▼

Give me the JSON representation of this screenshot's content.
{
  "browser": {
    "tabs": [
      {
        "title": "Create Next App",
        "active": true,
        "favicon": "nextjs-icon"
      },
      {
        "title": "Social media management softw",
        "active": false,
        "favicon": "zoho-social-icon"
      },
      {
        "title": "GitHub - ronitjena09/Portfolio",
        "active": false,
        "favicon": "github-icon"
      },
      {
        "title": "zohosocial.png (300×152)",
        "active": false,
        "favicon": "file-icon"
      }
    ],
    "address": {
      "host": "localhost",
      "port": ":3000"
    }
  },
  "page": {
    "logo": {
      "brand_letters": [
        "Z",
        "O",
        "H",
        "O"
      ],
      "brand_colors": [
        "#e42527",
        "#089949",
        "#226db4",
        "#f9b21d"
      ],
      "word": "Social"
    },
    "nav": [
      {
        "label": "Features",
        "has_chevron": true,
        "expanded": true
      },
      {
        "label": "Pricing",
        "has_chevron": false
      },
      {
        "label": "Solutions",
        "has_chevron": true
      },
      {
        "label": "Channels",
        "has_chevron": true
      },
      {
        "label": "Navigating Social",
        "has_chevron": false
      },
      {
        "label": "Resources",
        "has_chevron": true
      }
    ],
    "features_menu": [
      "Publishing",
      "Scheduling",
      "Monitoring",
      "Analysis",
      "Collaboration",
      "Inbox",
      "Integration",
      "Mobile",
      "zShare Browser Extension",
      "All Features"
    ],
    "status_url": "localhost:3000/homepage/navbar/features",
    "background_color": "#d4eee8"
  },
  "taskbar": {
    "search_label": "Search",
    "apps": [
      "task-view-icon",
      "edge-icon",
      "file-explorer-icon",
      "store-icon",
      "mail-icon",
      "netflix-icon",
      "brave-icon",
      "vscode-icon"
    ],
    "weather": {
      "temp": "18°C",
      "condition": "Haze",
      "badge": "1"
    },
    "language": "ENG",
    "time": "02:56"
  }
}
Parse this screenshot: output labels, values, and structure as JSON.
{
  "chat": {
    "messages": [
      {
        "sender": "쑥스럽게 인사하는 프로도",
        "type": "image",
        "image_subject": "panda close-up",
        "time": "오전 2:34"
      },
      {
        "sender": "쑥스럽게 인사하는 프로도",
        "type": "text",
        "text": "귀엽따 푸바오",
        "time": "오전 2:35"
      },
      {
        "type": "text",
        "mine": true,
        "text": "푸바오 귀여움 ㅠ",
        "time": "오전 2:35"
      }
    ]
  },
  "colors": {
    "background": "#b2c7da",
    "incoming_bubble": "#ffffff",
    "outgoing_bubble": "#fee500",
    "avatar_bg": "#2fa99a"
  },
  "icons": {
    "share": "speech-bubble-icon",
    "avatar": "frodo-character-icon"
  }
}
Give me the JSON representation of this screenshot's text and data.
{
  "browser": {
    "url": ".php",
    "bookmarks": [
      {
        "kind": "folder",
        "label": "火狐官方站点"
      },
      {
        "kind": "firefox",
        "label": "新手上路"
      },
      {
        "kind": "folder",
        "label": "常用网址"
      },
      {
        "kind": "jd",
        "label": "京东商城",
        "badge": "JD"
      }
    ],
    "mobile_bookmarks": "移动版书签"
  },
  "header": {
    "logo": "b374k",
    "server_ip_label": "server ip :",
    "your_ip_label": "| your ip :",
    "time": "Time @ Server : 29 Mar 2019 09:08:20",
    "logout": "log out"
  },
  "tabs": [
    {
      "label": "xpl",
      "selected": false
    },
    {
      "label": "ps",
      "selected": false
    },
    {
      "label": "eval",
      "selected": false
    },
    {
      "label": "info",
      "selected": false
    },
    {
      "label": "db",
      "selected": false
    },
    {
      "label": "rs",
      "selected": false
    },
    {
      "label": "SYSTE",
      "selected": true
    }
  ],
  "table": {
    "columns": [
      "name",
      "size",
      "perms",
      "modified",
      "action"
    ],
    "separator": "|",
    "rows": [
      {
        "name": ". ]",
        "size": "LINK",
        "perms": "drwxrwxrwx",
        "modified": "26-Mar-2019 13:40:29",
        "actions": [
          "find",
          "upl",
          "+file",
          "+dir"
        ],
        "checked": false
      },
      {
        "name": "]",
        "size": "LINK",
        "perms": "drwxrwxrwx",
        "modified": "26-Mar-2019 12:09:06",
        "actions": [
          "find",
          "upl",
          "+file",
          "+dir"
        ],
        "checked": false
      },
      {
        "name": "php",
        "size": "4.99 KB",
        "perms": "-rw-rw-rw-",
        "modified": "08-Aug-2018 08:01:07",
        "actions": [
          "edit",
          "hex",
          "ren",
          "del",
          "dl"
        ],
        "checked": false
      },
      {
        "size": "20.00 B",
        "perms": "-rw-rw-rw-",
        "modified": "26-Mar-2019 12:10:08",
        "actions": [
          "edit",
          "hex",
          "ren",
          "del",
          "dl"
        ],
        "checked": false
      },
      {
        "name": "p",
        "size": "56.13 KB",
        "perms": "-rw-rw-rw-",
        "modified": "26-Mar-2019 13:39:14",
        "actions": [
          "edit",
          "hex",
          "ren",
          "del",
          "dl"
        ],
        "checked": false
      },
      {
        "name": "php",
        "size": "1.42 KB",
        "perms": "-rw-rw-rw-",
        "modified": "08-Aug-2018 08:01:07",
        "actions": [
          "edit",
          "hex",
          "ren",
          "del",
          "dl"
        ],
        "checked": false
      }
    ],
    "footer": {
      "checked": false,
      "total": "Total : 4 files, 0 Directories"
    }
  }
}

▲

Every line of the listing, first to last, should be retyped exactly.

Give me the JSON representation of this screenshot's content.
{
  "browser": {
    "tabs": [
      {
        "title": "Create Next App",
        "active": true,
        "favicon": "nextjs-icon"
      },
      {
        "title": "Social media management softw",
        "active": false,
        "favicon": "zoho-social-icon"
      },
      {
        "title": "GitHub - ronitjena09/Portfolio",
        "active": false,
        "favicon": "github-icon"
      },
      {
        "title": "zohosocial.png (300×152)",
        "active": false,
        "favicon": "file-icon"
      }
    ],
    "address": {
      "host": "localhost",
      "port": ":3000"
    }
  },
  "page": {
    "logo": {
      "brand_letters": [
        "Z",
        "O",
        "H",
        "O"
      ],
      "brand_colors": [
        "#e42527",
        "#089949",
        "#226db4",
        "#f9b21d"
      ],
      "word": "Social"
    },
    "nav": [
      {
        "label": "Features",
        "has_chevron": true,
        "expanded": true
      },
      {
        "label": "Pricing",
        "has_chevron": false
      },
      {
        "label": "Solutions",
        "has_chevron": true
      },
      {
        "label": "Channels",
        "has_chevron": true
      },
      {
        "label": "Navigating Social",
        "has_chevron": false
      },
      {
        "label": "Resources",
        "has_chevron": true
      }
    ],
    "features_menu": [
      "Publishing",
      "Scheduling",
      "Monitoring",
      "Analysis",
      "Collaboration",
      "Inbox",
      "Integration",
      "Mobile",
      "zShare Browser Extension",
      "All Features"
    ],
    "status_url": "localhost:3000/homepage/navbar/features",
    "background_color": "#d4eee8"
  },
  "taskbar": {
    "search_label": "Search",
    "apps": [
      "task-view-icon",
      "edge-icon",
      "file-explorer-icon",
      "store-icon",
      "mail-icon",
      "netflix-icon",
      "brave-icon",
      "vscode-icon"
    ],
    "weather": {
      "temp": "18°C",
      "condition": "Haze",
      "badge": "1"
    },
    "language": "ENG",
    "time": "02:56"
  }
}
Parse this screenshot: output labels, values, and structure as JSON.
{
  "chat": {
    "messages": [
      {
        "sender": "쑥스럽게 인사하는 프로도",
        "type": "image",
        "image_subject": "panda close-up",
        "time": "오전 2:34"
      },
      {
        "sender": "쑥스럽게 인사하는 프로도",
        "type": "text",
        "text": "귀엽따 푸바오",
        "time": "오전 2:35"
      },
      {
        "type": "text",
        "mine": true,
        "text": "푸바오 귀여움 ㅠ",
        "time": "오전 2:35"
      }
    ]
  },
  "colors": {
    "background": "#b2c7da",
    "incoming_bubble": "#ffffff",
    "outgoing_bubble": "#fee500",
    "avatar_bg": "#2fa99a"
  },
  "icons": {
    "share": "speech-bubble-icon",
    "avatar": "frodo-character-icon"
  }
}
Give me the JSON representation of this screenshot's text and data.
{
  "browser": {
    "url": ".php",
    "bookmarks": [
      {
        "kind": "folder",
        "label": "火狐官方站点"
      },
      {
        "kind": "firefox",
        "label": "新手上路"
      },
      {
        "kind": "folder",
        "label": "常用网址"
      },
      {
        "kind": "jd",
        "label": "京东商城",
        "badge": "JD"
      }
    ],
    "mobile_bookmarks": "移动版书签"
  },
  "header": {
    "logo": "b374k",
    "server_ip_label": "server ip :",
    "your_ip_label": "| your ip :",
    "time": "Time @ Server : 29 Mar 2019 09:08:20",
    "logout": "log out"
  },
  "tabs": [
    {
      "label": "xpl",
      "selected": false
    },
    {
      "label": "ps",
      "selected": false
    },
    {
      "label": "eval",
      "selected": false
    },
    {
      "label": "info",
      "selected": false
    },
    {
      "label": "db",
      "selected": false
    },
    {
      "label": "rs",
      "selected": false
    },
    {
      "label": "SYSTE",
      "selected": true
    }
  ],
  "table": {
    "columns": [
      "name",
      "size",
      "perms",
      "modified",
      "action"
    ],
    "separator": "|",
    "rows": [
      {
        "name": ". ]",
        "size": "LINK",
        "perms": "drwxrwxrwx",
        "modified": "26-Mar-2019 13:40:29",
        "actions": [
          "find",
          "upl",
          "+file",
          "+dir"
        ],
        "checked": false
      },
      {
        "name": "]",
        "size": "LINK",
        "perms": "drwxrwxrwx",
        "modified": "26-Mar-2019 12:09:06",
        "actions": [
          "find",
          "upl",
          "+file",
          "+dir"
        ],
        "checked": false
      },
      {
        "name": "php",
        "size": "4.99 KB",
        "perms": "-rw-rw-rw-",
        "modified": "08-Aug-2018 08:01:07",
        "actions": [
          "edit",
          "hex",
          "ren",
          "del",
          "dl"
        ],
        "checked": false
      },
      {
        "size": "20.00 B",
        "perms": "-rw-rw-rw-",
        "modified": "26-Mar-2019 12:10:08",
        "actions": [
          "edit",
          "hex",
          "ren",
          "del",
          "dl"
        ],
        "checked": false
      },
      {
        "name": "p",
        "size": "56.13 KB",
        "perms": "-rw-rw-rw-",
        "modified": "26-Mar-2019 13:39:14",
        "actions": [
          "edit",
          "hex",
          "ren",
          "del",
          "dl"
        ],
        "checked": false
      },
      {
        "name": "php",
        "size": "1.42 KB",
        "perms": "-rw-rw-rw-",
        "modified": "08-Aug-2018 08:01:07",
        "actions": [
          "edit",
          "hex",
          "ren",
          "del",
          "dl"
        ],
        "checked": false
      }
    ],
    "footer": {
      "checked": false,
      "total": "Total : 4 files, 0 Directories"
    }
  }
}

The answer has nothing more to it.